There’s a lively contradiction at work in Basya Schechter’s music. On the one hand, as the singer-songwriter and leader of Pharaoh’s Daughter says, “I love the pentatonic scales; they’re sweet and mournful and yearning.” On the other hand, as her excellent new album, “Dumiyah” (Magenta), reminds a listener, one of the great strengths of her music is the clarity, poise and above all, the simplicity with which she sings, a vocal sound that is stripped of ornamentation and the fake emotion that mars much contemporary music.
It is a warm day in late summer, and Schechter is sitting in a café in Lincoln Center, nursing an iced drink and pensively considering the new CD, which features a generous helping of, among other things, songs for the Jewish festivals.
It isn’t supposed to be an album married to the ritual calendar despite two Chanukah songs and several musical nods to the Days of Awe and Shabbat. Of course, the elements of Jewish spirituality are always up front in her work.
And the emotions of sacred texts. That’s something else she brings to the fore in those pentatonic scales. “They’re very emotional,” she says. “You feel close to the elements and the emotions.”
For example, “Avrohum,” the third track on the new set, draws from a Malian lullaby Schechter learned from Yacouba Sissoko (who guests on kora), and takes its text from a Talmudic discussion between Sarah and Isaac.
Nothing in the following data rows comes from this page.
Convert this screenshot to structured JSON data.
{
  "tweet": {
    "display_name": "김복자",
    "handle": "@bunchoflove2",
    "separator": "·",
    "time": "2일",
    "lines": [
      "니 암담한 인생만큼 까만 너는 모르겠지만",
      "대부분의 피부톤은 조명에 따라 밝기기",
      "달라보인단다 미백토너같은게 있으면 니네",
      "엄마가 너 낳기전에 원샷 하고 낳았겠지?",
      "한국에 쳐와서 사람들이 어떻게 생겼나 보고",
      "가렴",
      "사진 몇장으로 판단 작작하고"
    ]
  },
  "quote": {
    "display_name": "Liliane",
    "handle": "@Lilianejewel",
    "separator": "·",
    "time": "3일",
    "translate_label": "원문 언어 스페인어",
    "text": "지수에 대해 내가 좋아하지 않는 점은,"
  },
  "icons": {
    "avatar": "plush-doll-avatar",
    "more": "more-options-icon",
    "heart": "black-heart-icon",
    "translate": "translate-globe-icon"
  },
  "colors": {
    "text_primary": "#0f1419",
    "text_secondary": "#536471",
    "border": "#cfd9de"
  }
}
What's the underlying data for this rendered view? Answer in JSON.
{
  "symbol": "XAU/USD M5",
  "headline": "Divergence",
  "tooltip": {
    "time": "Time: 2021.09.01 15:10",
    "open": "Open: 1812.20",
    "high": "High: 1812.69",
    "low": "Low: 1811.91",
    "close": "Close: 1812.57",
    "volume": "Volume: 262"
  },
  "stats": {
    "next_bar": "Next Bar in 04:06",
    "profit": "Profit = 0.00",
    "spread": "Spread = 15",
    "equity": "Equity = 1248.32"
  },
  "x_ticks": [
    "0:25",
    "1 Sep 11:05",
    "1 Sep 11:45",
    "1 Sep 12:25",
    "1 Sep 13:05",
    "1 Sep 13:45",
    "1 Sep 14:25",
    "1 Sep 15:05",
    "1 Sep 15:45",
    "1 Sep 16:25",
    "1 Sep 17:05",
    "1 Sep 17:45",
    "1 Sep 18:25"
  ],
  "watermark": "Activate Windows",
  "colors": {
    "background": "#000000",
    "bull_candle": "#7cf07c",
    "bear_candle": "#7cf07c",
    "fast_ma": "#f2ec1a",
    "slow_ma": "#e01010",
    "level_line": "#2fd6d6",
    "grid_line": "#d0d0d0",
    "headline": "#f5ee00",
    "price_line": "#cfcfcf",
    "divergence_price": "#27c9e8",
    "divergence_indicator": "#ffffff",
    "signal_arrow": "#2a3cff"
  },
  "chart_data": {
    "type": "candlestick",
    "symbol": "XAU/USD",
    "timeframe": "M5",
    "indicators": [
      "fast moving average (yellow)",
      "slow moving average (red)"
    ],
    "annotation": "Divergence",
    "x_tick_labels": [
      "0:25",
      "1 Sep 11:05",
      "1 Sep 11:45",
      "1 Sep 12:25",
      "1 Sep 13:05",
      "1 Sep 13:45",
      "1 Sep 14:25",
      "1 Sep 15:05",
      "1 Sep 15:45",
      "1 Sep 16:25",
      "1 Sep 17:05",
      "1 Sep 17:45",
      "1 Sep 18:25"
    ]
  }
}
You’d expect something a bit detached, cerebral, but the result throbs with the feelings of love and loss that the matriarch feels for her endangered only son.
In one respect, “Dumiyah” (which means “silence”) differs from the four previous albums by Pharaoh’s Daughter. Although the core of musicians are all long-time members of the band, the production by Jamshied Sharifi gives the group a bigger sound, utilizing a four-man horn section and strings.
“The sound takes a lot of its direction from [Jamshied],” Schechter explains. “We weren’t on a deadline, so he created these densely interwoven arrangements. He scores films and he wrote these lush landscapes.”
The result, she adds, was a process of accretion.
“We would let the music sit until it’s finished,” Schechter says. “We would hear it and think that a piece of the necessary sound was missing, so we kept adding. We would keep asking the song, ‘What are we not hearing?’”
One thing that Schechter’s fans haven’t been hearing — yet — is a huge body of unrecorded music that she has written.
“There’s an album of Itzik Manger songs, Bible songs that he wrote, a setting of Shir Ha-Shirim, an album inspired by Rebbe Nachman and one drawn from the Zohar,” she counts them off.
In the end, though, it always comes back to her own strong Jewish identity and “the relationship between a home culture and the outside culture.”
She pauses, then concludes, “I’m showing my own trajectory, all these texts and prayers that I grew up with. All my work is memoir.”